MATERIAL FOR THIS TASK section start

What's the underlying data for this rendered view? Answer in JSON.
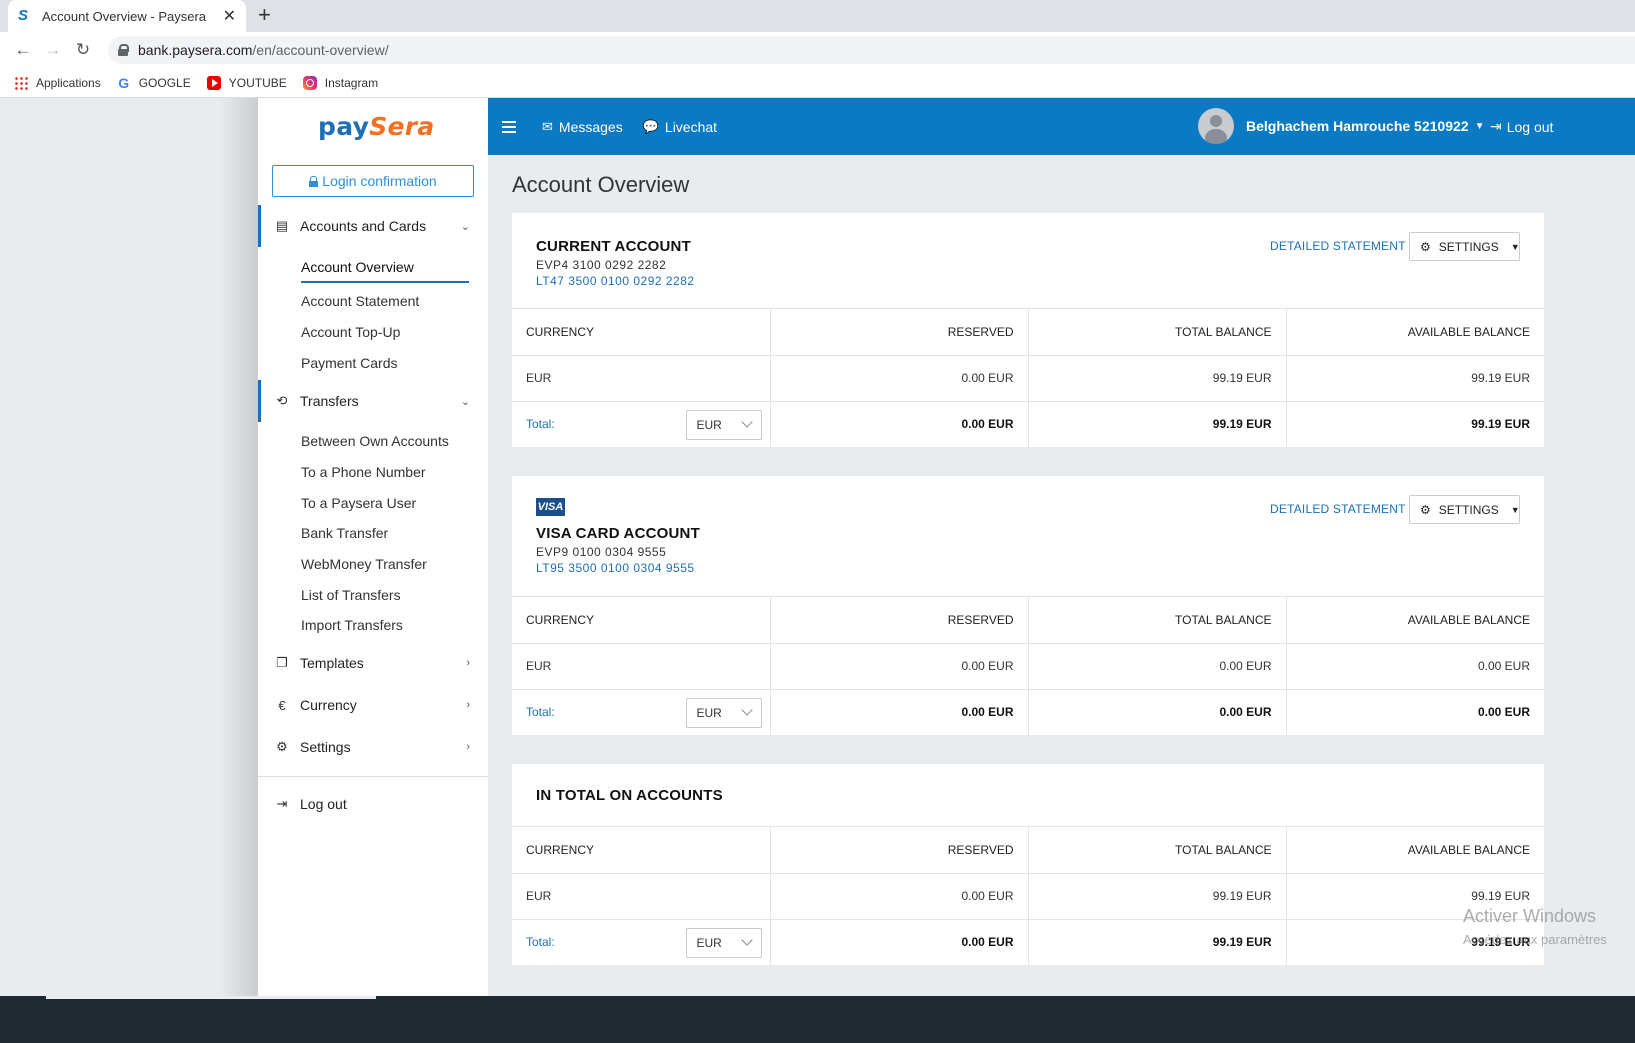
{
  "browser": {
    "tab_title": "Account Overview - Paysera",
    "tab_close": "✕",
    "new_tab": "+",
    "url_host": "bank.paysera.com",
    "url_path": "/en/account-overview/",
    "bookmarks": [
      {
        "label": "Applications",
        "icon": "apps-grid-icon"
      },
      {
        "label": "GOOGLE",
        "icon": "google-icon"
      },
      {
        "label": "YOUTUBE",
        "icon": "youtube-icon"
      },
      {
        "label": "Instagram",
        "icon": "instagram-icon"
      }
    ]
  },
  "logo": {
    "part1": "pay",
    "part2": "Sera"
  },
  "sidebar": {
    "login_confirmation": "Login confirmation",
    "accounts_and_cards": "Accounts and Cards",
    "accounts_items": [
      "Account Overview",
      "Account Statement",
      "Account Top-Up",
      "Payment Cards"
    ],
    "transfers": "Transfers",
    "transfers_items": [
      "Between Own Accounts",
      "To a Phone Number",
      "To a Paysera User",
      "Bank Transfer",
      "WebMoney Transfer",
      "List of Transfers",
      "Import Transfers"
    ],
    "templates": "Templates",
    "currency": "Currency",
    "settings": "Settings",
    "logout": "Log out"
  },
  "topbar": {
    "messages": "Messages",
    "livechat": "Livechat",
    "user_name": "Belghachem Hamrouche 5210922",
    "logout": "Log out",
    "color": "#0b7ac2"
  },
  "page_title": "Account Overview",
  "detailed_statement": "DETAILED STATEMENT",
  "settings_label": "SETTINGS",
  "columns": {
    "currency": "CURRENCY",
    "reserved": "RESERVED",
    "total_balance": "TOTAL BALANCE",
    "available_balance": "AVAILABLE BALANCE"
  },
  "total_label": "Total:",
  "current_account": {
    "title": "CURRENT ACCOUNT",
    "evp": "EVP4 3100 0292 2282",
    "iban": "LT47 3500 0100 0292 2282",
    "row": {
      "currency": "EUR",
      "reserved": "0.00 EUR",
      "total": "99.19 EUR",
      "available": "99.19 EUR"
    },
    "total_row": {
      "select": "EUR",
      "reserved": "0.00 EUR",
      "total": "99.19 EUR",
      "available": "99.19 EUR"
    }
  },
  "visa_account": {
    "badge": "VISA",
    "title": "VISA CARD ACCOUNT",
    "evp": "EVP9 0100 0304 9555",
    "iban": "LT95 3500 0100 0304 9555",
    "row": {
      "currency": "EUR",
      "reserved": "0.00 EUR",
      "total": "0.00 EUR",
      "available": "0.00 EUR"
    },
    "total_row": {
      "select": "EUR",
      "reserved": "0.00 EUR",
      "total": "0.00 EUR",
      "available": "0.00 EUR"
    }
  },
  "in_total": {
    "title": "IN TOTAL ON ACCOUNTS",
    "row": {
      "currency": "EUR",
      "reserved": "0.00 EUR",
      "total": "99.19 EUR",
      "available": "99.19 EUR"
    },
    "total_row": {
      "select": "EUR",
      "reserved": "0.00 EUR",
      "total": "99.19 EUR",
      "available": "99.19 EUR"
    }
  },
  "watermark": {
    "line1": "Activer Windows",
    "line2": "Accédez aux paramètres"
  }
}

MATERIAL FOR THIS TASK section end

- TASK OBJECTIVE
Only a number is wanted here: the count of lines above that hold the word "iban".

- WRITTEN RESPONSE
2